## Assigned task
Read through the records. Copy each line that has the word "icon".

## Working data
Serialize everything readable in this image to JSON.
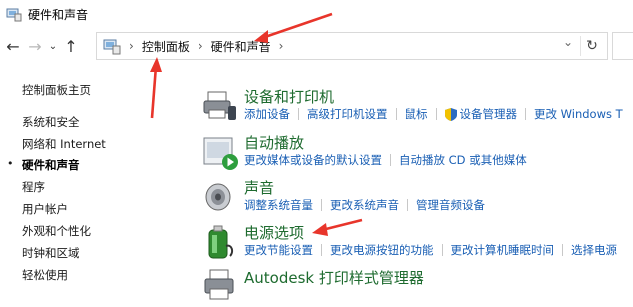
{
  "window": {
    "title": "硬件和声音"
  },
  "nav": {
    "back": "←",
    "forward": "→",
    "dropdown": "⌄",
    "up": "↑",
    "addr_dropdown": "⌄",
    "refresh": "↻"
  },
  "breadcrumb": [
    "控制面板",
    "硬件和声音"
  ],
  "breadcrumb_sep": "›",
  "sidebar": {
    "items": [
      {
        "label": "控制面板主页"
      },
      {
        "label": "系统和安全"
      },
      {
        "label": "网络和 Internet"
      },
      {
        "label": "硬件和声音",
        "active": true
      },
      {
        "label": "程序"
      },
      {
        "label": "用户帐户"
      },
      {
        "label": "外观和个性化"
      },
      {
        "label": "时钟和区域"
      },
      {
        "label": "轻松使用"
      }
    ],
    "bullet": "•"
  },
  "sections": [
    {
      "title": "设备和打印机",
      "icon": "printer-icon",
      "links": [
        "添加设备",
        "高级打印机设置",
        "鼠标",
        "设备管理器",
        "更改 Windows T"
      ]
    },
    {
      "title": "自动播放",
      "icon": "autoplay-icon",
      "links": [
        "更改媒体或设备的默认设置",
        "自动播放 CD 或其他媒体"
      ]
    },
    {
      "title": "声音",
      "icon": "speaker-icon",
      "links": [
        "调整系统音量",
        "更改系统声音",
        "管理音频设备"
      ]
    },
    {
      "title": "电源选项",
      "icon": "battery-icon",
      "links": [
        "更改节能设置",
        "更改电源按钮的功能",
        "更改计算机睡眠时间",
        "选择电源"
      ]
    },
    {
      "title": "Autodesk 打印样式管理器",
      "icon": "print-style-icon",
      "links": []
    }
  ],
  "colors": {
    "accent_link": "#1a5fb4",
    "section_title": "#1e6b2f",
    "annotation_arrow": "#e8352b"
  }
}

## Solved exercise
      "icon": "printer-icon",
      "icon": "autoplay-icon",
      "icon": "speaker-icon",
      "icon": "battery-icon",
      "icon": "print-style-icon",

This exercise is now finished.